It is time to stop the silly talk and to have a real national conversation about the meaning of the millennium for America. In this fleeting moment, the past and future are majestically and magically intertwined. It should not be allowed to slip past us in a champagne fog or in the daze of a temperamental computer screen.
James Reston Jr. is the author of "The Last Apocalypse: Europe at the Year 1000 A.D." (Anchor Books).
What Is Going On?
The White House Millennium Council was created with the theme "Honor the Past--Imagine the Future." Highlights of its projects follow:
The president and first lady have begun hosting Millennium Evenings at the White House--a series of lectures and cultural events with scholars and artists that are accessible to the public via cybercast over the Internet and broadcast via satellite.

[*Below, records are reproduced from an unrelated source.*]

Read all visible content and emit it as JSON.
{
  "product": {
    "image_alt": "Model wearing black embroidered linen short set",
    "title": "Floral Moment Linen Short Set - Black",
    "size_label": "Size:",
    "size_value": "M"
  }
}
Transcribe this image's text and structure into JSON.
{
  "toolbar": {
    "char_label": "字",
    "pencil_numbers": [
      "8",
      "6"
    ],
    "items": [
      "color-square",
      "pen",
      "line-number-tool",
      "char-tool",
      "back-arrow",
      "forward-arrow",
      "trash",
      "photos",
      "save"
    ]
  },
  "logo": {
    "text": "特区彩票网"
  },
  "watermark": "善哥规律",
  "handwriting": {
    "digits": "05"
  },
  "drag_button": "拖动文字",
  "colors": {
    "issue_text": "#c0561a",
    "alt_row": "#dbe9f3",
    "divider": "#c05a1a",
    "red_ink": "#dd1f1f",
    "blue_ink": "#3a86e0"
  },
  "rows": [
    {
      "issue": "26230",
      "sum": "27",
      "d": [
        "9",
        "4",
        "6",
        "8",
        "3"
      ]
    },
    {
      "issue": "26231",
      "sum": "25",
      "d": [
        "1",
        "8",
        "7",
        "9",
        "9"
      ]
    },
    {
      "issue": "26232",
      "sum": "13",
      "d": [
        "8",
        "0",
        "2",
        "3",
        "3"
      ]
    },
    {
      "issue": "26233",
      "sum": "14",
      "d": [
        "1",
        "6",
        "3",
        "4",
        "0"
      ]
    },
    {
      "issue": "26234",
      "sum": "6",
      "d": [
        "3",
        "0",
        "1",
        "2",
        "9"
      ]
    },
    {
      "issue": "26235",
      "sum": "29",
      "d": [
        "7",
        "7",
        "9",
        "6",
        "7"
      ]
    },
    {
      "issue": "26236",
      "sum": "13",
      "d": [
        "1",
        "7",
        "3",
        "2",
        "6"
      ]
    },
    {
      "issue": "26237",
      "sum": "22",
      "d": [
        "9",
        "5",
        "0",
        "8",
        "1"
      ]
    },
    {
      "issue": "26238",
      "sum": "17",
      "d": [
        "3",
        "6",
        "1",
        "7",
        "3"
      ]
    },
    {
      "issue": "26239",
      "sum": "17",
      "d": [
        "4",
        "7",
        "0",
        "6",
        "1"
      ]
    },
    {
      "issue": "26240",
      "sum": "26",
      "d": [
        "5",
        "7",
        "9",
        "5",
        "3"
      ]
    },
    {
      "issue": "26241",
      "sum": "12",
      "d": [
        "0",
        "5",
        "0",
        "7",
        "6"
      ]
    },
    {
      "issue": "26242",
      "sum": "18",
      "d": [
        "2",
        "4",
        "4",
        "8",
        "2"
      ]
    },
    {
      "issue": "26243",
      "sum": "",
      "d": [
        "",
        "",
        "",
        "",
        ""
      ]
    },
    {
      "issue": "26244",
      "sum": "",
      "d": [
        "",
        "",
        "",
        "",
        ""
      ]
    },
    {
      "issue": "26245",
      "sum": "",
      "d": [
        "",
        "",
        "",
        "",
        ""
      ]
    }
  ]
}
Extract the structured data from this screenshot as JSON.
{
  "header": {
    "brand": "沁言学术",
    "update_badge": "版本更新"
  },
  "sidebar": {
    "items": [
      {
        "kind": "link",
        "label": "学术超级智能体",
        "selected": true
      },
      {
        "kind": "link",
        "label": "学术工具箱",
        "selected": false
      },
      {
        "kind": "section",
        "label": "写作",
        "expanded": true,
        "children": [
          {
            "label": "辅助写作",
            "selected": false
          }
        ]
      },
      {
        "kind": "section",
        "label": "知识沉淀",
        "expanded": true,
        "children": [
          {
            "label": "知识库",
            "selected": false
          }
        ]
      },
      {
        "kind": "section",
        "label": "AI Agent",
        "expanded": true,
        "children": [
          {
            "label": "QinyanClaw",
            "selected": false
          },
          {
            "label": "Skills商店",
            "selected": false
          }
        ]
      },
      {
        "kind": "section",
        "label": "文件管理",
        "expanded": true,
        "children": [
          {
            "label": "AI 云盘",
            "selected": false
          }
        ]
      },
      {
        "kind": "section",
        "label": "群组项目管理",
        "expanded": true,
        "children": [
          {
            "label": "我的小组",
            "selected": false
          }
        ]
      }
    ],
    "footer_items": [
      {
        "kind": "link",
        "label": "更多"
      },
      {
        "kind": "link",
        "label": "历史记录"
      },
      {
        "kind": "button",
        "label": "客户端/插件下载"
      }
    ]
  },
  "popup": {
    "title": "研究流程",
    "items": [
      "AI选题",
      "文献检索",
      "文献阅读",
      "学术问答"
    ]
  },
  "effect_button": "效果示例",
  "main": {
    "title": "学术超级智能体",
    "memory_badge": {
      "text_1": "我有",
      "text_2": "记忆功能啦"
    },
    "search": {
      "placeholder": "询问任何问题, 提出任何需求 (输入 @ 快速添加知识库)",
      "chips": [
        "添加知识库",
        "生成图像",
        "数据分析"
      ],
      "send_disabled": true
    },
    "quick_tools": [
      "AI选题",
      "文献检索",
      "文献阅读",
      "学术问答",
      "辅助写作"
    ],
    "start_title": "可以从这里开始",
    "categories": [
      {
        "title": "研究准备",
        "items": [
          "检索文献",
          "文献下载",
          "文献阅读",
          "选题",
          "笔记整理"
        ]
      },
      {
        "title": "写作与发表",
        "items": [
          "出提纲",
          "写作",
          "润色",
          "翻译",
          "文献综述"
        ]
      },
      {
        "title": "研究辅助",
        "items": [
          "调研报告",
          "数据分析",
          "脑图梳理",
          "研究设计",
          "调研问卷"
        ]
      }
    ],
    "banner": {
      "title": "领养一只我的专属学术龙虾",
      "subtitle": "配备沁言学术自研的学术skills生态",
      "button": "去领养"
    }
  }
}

In coordination with the Department of Transportation, the council plans to recognize more than 2,000 existing and new Millennial Trails, supporting the development of trails through new federal and state funding, and private partnerships.
As one of its International Millennial Events, the council is encouraging the creation of sister-city relationships with communities overseas.
With its Save America's Treasures project, the council plans to stimulate private efforts to preserve our national heritage and history. The National Trust for Historic Preservation is providing leadership by inviting individuals, foundations and corporations to participate.
The council has created Millennium for Kids Web sites, including an "Inside the White House" newsletter, an EPA Explorers' Club and FEMA for Kids.
--compiled by Outlook
Source: The Millennium Council Web site at www.whitehouse.gov/Initiatives/Millennium/index.shtml